*** Begin section ***

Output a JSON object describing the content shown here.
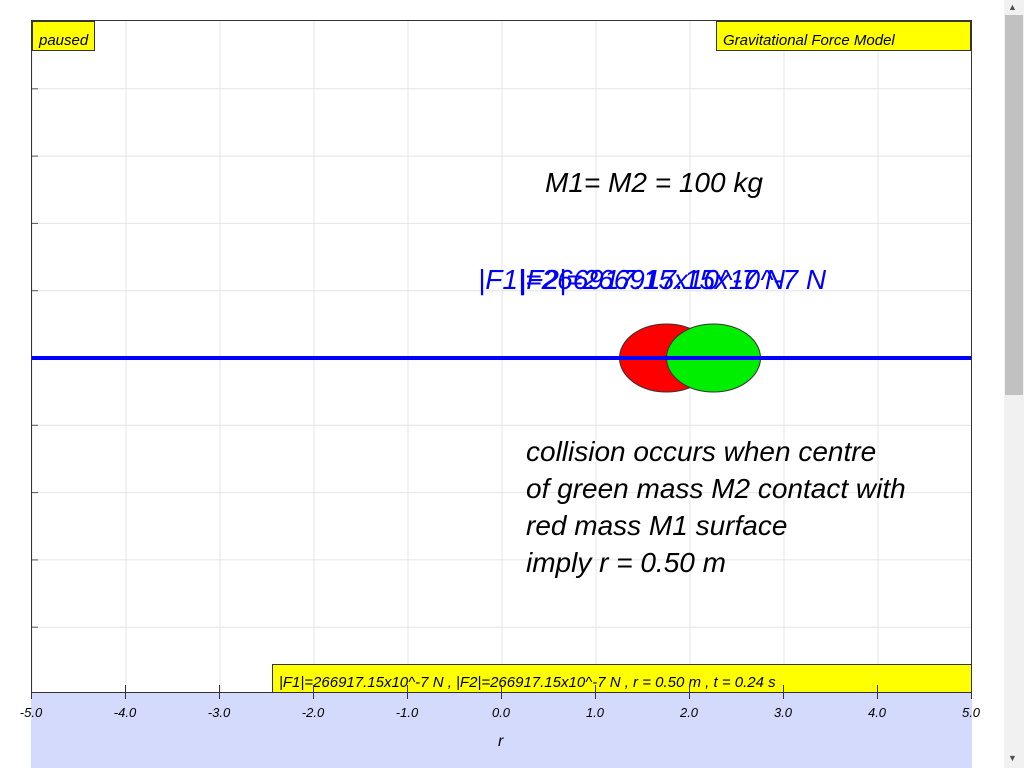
{
  "status": "paused",
  "title": "Gravitational Force Model",
  "mass_label": "M1= M2 = 100 kg",
  "f1_label": "|F1|=266917.15x10^-7 N",
  "f2_label": "|F2|=266917.15x10^-7 N",
  "note": [
    "collision occurs when centre",
    "of green mass M2 contact with",
    "red mass M1 surface",
    "imply r = 0.50 m"
  ],
  "readout": "|F1|=266917.15x10^-7 N , |F2|=266917.15x10^-7 N , r = 0.50 m , t = 0.24 s",
  "x_axis": {
    "label": "r",
    "ticks": [
      "-5.0",
      "-4.0",
      "-3.0",
      "-2.0",
      "-1.0",
      "0.0",
      "1.0",
      "2.0",
      "3.0",
      "4.0",
      "5.0"
    ],
    "range": [
      -5,
      5
    ]
  },
  "masses": [
    {
      "name": "M1",
      "x": 1.75,
      "radius": 0.5,
      "color": "#ff0000"
    },
    {
      "name": "M2",
      "x": 2.25,
      "radius": 0.5,
      "color": "#00ee00"
    }
  ],
  "line_color": "#0000ff"
}
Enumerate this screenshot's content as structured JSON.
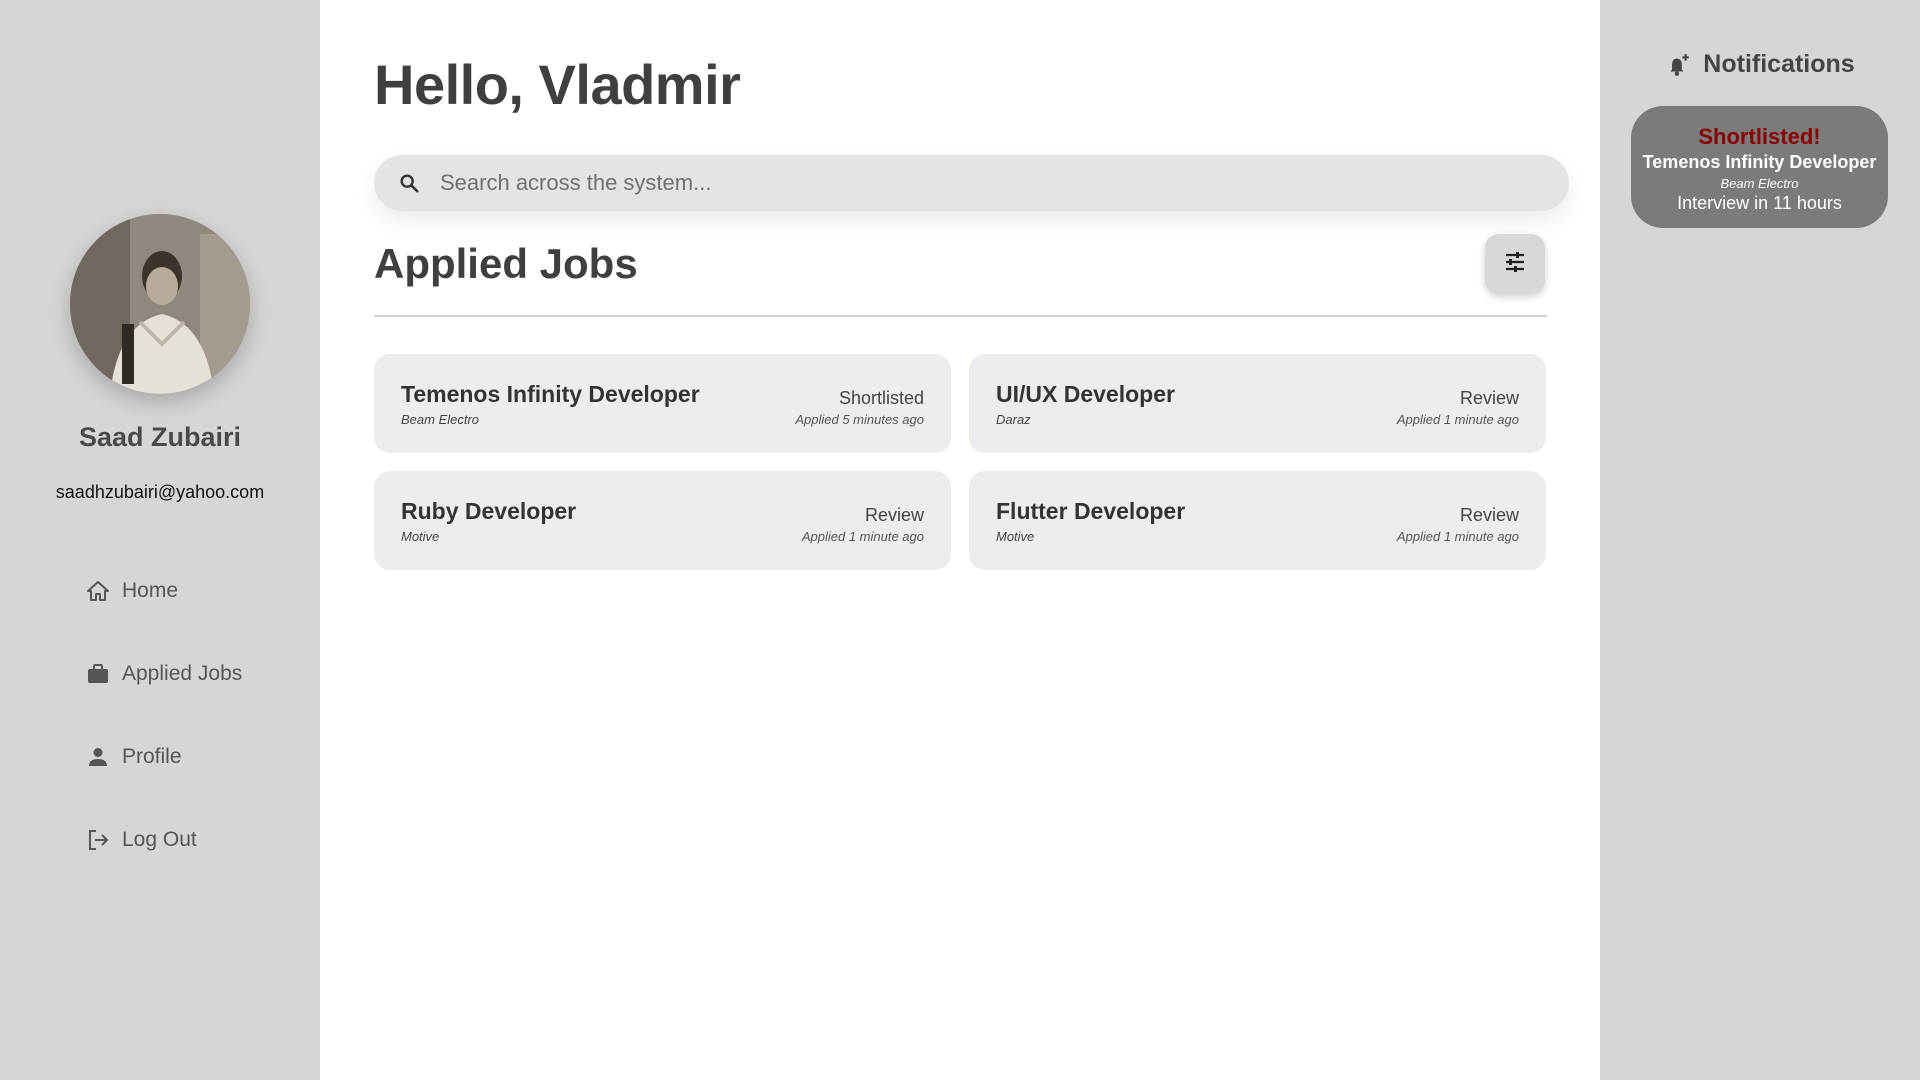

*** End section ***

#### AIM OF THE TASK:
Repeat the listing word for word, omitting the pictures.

#### ANSWER FOR THE TASK:
Output a JSON object describing the content shown here.
{
  "status": "paused",
  "title": "Gravitational Force Model",
  "mass_label": "M1= M2 = 100 kg",
  "f1_label": "|F1|=266917.15x10^-7 N",
  "f2_label": "|F2|=266917.15x10^-7 N",
  "note": [
    "collision occurs when centre",
    "of green mass M2 contact with",
    "red mass M1 surface",
    "imply r = 0.50 m"
  ],
  "readout": "|F1|=266917.15x10^-7 N , |F2|=266917.15x10^-7 N , r = 0.50 m , t = 0.24 s",
  "x_axis": {
    "label": "r",
    "ticks": [
      "-5.0",
      "-4.0",
      "-3.0",
      "-2.0",
      "-1.0",
      "0.0",
      "1.0",
      "2.0",
      "3.0",
      "4.0",
      "5.0"
    ],
    "range": [
      -5,
      5
    ]
  },
  "masses": [
    {
      "name": "M1",
      "x": 1.75,
      "radius": 0.5,
      "color": "#ff0000"
    },
    {
      "name": "M2",
      "x": 2.25,
      "radius": 0.5,
      "color": "#00ee00"
    }
  ],
  "line_color": "#0000ff"
}
Enumerate this screenshot's content as structured JSON.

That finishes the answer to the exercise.